The United States District Court for the Western District of New York recently granted defendant’s motion to dismiss plaintiff’s first cause of action alleging violations of the Fair Debt Collection Practices Act, 15 U.S.C. 1692 et seq. (“FDCPA”), on the ground that plaintiff failed to sufficiently plead that the communications from defendant were sent in an attempt to collect a debt. See Burns v. Seterus, Inc., 2017 WL 104735 (W.D.N.Y. Jan. 11, 2017). In 2005, plaintiff signed a note and mortgage secured by her residence. In April 2009, plaintiff filed a Chapter 7 bankruptcy petition, and in July 2009 the bankruptcy court granted her a discharge. In February 2014, a representative of defendant called plaintiff and advised her that defendant acquired the servicing rights to her mortgage. Plaintiff allegedly advised the representative of her bankruptcy, that she discharged her obligation on the subject debt and that she was surrendering the mortgaged property, and requested that defendant cease communication with her. Plaintiff alleged that from February 2014 up until the filing of her complaint, defendant continued to contact her by using an automated telephone dialing system and by mailing “unsolicited forms” in an attempt to persuade her to reinstate her mortgage. Plaintiff then commenced her action against defendant alleging, among other things, that defendant had violated the FDCPA. Specifically, she argued that defendant violated the FDCPA via certain letters in which defendant stated that “because we did not have evidence that you had hazard insurance on your property, we bought hazard insurance on the property and added the cost to your mortgage loan account.”

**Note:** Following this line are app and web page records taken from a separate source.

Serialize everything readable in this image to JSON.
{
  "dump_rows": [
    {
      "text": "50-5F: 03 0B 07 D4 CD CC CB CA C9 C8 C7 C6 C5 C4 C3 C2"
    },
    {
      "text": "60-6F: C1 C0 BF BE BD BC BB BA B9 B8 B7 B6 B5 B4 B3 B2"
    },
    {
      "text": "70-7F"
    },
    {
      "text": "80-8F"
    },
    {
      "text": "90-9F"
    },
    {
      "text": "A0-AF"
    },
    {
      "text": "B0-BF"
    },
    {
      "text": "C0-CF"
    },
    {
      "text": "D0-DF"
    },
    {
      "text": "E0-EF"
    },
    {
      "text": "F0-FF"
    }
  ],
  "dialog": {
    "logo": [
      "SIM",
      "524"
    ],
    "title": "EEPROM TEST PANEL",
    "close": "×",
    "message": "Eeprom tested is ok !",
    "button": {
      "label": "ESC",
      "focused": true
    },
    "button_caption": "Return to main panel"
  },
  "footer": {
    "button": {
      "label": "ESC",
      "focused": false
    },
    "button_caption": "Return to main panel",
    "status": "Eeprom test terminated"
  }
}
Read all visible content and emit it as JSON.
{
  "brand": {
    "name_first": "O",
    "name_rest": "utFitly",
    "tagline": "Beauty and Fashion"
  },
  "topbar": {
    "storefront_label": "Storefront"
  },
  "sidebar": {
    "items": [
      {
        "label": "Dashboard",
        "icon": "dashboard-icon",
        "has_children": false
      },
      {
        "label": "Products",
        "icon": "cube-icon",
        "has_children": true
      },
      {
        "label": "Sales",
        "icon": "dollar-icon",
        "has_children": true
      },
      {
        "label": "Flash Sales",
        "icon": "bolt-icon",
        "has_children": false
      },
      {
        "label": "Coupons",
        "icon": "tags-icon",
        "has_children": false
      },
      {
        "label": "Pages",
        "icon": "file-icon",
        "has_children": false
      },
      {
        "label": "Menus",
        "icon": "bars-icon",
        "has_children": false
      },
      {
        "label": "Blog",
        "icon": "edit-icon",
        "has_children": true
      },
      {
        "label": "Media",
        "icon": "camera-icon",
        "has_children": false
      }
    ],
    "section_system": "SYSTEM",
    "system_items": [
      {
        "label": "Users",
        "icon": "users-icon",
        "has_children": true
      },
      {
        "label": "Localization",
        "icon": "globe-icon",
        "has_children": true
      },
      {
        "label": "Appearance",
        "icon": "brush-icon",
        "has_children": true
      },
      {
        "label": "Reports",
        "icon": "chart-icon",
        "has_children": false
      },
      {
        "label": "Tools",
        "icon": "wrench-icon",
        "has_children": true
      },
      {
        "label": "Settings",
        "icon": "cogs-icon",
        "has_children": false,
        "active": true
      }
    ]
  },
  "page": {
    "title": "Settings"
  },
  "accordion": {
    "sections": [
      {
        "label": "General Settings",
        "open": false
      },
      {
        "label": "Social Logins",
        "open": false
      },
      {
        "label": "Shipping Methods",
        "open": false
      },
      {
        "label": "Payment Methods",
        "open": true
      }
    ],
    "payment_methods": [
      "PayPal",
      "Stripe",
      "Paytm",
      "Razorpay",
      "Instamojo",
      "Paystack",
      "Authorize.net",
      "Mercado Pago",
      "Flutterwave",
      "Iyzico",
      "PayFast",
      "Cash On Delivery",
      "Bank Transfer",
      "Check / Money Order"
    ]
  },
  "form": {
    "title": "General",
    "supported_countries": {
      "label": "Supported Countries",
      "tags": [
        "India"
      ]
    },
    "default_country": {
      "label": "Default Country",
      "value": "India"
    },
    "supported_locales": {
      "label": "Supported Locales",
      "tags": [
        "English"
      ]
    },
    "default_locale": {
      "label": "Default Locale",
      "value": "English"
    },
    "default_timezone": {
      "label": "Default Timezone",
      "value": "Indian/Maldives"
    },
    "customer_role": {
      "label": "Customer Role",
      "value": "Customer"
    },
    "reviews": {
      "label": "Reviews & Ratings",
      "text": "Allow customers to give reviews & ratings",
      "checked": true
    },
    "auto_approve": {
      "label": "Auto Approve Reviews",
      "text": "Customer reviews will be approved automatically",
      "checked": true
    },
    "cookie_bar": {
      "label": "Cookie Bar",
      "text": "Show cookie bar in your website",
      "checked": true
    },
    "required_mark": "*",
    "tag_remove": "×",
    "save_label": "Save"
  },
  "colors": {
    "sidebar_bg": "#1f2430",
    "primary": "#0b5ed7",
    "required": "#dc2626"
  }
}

Defendant filed a motion to dismiss, arguing that its hazard insurance notices were not attempts to collect a debt and, therefore, “are not subject to the FDCPA.” The Court agreed holding that the context of the notices, which failed to include any statement of by when, how, and to whom the alleged debt must be paid, demonstrated that they were not sent in connection with the collection of any debt. Indeed, although the letter stated that defendant “is attempting to collect a debt,” it then stated, “if you are in bankruptcy or received a bankruptcy discharge of this debt, this letter is not an attempt to collect the debt.” Further, the Court found that plaintiff failed to state a claim under the FDCPA stemming from an unspecified number of telephone calls that she received from defendant, and the complaint failed to assert facts sufficient to demonstrate that defendant, with the intent to annoy, abuse, or harass, was attempting to collect a debt during those calls. Accordingly, the court dismissed plaintiff’s cause of action alleging violations of the FDCPA.